Elder abuse came into the national spotlight in 2011 when legendary actor Mickey Rooney was granted court protection from his stepson and stepdaughter who he claims abused him, verbally, emotionally and financially. Mr. Rooney also accused his stepchildren of denying him food and medicine.
According to the American Psychological Association, an estimated 2.1 million senior citizens suffer some form of elder abuse. The National Elder Abuse Center report that 21% of elder abuse cases are self-abuse and financial abuse. If you suspect that an elderly loved one may be a victim of elder abuse, it is recommended that you call the authorities and contact us at Tanya Hobson-Williams, P.C..

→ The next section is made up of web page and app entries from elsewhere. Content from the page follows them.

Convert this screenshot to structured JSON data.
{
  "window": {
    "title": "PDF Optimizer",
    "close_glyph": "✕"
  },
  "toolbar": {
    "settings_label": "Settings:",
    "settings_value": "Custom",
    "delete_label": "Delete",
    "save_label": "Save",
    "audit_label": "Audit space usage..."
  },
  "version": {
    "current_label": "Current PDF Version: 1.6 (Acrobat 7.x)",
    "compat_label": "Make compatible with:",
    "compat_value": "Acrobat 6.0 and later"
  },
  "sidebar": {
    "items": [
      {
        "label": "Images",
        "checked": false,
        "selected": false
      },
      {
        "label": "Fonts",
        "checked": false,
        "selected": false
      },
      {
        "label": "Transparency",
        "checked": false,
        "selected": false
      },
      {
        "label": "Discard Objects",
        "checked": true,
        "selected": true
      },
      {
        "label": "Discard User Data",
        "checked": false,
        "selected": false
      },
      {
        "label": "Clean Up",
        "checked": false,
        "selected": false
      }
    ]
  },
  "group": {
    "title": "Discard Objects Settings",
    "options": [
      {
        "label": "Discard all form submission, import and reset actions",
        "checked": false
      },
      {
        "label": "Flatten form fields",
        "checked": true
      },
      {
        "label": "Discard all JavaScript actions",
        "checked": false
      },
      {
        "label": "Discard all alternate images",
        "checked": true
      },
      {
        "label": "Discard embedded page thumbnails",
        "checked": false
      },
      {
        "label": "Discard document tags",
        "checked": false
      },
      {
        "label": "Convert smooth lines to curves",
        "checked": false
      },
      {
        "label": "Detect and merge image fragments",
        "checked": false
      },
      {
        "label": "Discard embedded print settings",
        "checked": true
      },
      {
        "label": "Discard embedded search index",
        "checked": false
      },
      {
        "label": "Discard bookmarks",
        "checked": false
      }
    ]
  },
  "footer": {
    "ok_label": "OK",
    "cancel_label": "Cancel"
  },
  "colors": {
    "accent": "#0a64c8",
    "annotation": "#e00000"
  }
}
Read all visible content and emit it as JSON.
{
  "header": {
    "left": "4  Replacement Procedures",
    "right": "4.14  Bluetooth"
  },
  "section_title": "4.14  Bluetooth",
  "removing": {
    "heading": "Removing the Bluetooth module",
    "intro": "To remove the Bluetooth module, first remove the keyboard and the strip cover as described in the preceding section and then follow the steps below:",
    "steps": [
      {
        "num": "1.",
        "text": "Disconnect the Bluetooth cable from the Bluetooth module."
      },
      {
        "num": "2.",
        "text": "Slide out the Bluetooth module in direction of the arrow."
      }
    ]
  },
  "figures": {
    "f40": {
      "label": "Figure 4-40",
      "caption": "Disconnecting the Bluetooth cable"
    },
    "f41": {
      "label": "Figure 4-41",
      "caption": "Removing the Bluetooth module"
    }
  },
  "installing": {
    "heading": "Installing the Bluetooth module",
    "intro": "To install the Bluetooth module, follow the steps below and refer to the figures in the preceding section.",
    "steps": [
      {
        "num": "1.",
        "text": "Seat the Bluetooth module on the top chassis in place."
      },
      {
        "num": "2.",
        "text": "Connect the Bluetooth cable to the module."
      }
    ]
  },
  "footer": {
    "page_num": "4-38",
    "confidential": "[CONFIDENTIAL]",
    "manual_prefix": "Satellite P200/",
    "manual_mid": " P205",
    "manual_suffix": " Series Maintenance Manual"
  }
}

If you’re finding it difficult to take care of your personal needs or your property, or maybe you do not really understand the decisions that you have been making, and/or your friends and family are concerned but are unable to provide the help you need, perhaps an appointed Guardian is an option for you or your loved one.
The New York Mental Hygiene Law Article 81 was established to provide a Guardian to handle the personal and property needs of an alleged incapacitated person. Incapacitated persons are those who are unable to provide for their own personal needs and/or to manage their property. In addition, an incapacitated person is someone who is unable to comprehend or appreciate the inability to handle such affairs.
You might be asking yourself, “Well, how does someone know they are an incapacitated person? What are the signs or symptoms so that you or a loved one can be appointed a Guardian?”
A Guardian is rarely appointed to an incapacitated person because he/or she self declares or voluntarily decides to classify themselves as an incapacitate person. Rather, it is a decision that is given by court order based upon the condition of the individual so that a Guardian can be appointed. The court’s decision is based upon evidence that is clear and convincing that the individual is likely to suffer from harm because he or she cannot comprehend the consequences of the actions they are taking or cannot provide for themselves adequately. The Guardian can be someone the incapacitated person recommends or nominates or simply someone the court appoints that can best serve their interests.
Now that you have an appointed Guardian or you’re aware that such an option is available, you’re probably wondering what a Guardian will actually do for me. The Duties and obligations of the Guardian are created in a particular way so that the needs of the incapacitated person are catered to in regards to personal care and/or the individual’s property management. There may be a variety of issues that a Guardian may be appointed to help with including financial affairs, physical illness, substance abuse or dependency, personal needs, management of property. The purpose is to help with the best interest of the incapacitated person in mind. The Guardian will help make decisions that may be too difficult to make alone, handle medical needs or personal care, and to make sure finances are in order.
The Law Firm of Hobson-Williams, P.C. can assist with all aspects of Guardianships from the application to the court, preparation for the court proceeding and after the Guardian is appointed.
Call our office at (718) 210-4744 now to schedule a consultation!